The impact of the delay can also be seen on the market, as ETH dropped 5.6 percent in the last 24 hours marking a weekly loss of more than 20 percent. Currently trading at $121, Ethereum has become the top daily loser among the top 15 coins, according to Coinmarketcap.com.
Although Constantinople was not going to provide any major user-related changes, the fork is more of a “maintenance and optimization upgrade” to achieve Ethereum’s long term goal of being a scalable network.
According to a Bloomberg report, Lane Rettig, one of the Ethereum core developers, believes that unlike other hard forks performed on blockchains, Constantinople is the ‘least eventful’ one.
“I really can’t imagine a less contentious hard fork, to be honest,” said Rettig. “Of all the hard forks in the history of Ethereum, it’s probably the least eventful one.”

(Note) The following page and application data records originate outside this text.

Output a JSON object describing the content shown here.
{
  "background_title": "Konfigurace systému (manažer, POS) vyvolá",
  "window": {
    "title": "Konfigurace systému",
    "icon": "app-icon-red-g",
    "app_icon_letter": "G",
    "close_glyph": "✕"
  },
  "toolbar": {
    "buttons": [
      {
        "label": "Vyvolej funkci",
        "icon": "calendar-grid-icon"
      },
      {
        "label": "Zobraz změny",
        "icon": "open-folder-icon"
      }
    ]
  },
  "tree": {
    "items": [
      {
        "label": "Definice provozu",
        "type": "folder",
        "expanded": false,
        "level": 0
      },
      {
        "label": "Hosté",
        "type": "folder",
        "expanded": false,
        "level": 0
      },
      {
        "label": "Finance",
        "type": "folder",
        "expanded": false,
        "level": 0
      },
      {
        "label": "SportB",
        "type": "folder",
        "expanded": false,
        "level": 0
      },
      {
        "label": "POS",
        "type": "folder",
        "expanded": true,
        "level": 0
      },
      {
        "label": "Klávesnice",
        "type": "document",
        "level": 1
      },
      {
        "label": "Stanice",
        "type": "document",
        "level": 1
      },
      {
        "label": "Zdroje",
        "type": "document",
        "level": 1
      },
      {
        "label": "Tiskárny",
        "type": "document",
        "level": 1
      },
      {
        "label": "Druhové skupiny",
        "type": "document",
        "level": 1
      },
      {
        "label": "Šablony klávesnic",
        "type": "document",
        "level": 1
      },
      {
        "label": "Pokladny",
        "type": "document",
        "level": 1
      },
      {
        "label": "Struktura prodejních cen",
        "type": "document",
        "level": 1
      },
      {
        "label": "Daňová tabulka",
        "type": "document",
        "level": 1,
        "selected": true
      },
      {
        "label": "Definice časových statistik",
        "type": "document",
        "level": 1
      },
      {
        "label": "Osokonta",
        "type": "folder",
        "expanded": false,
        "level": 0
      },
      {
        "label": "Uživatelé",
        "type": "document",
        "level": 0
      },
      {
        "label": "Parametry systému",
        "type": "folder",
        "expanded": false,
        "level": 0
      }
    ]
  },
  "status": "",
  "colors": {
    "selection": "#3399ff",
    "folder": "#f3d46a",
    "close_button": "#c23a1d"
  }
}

“[The delay] will require anyone running a node (node operators, exchanges, miners, wallet services, etc…) to update to a new version of Geth or Parity before block 7,080,000,” Ethereum stated.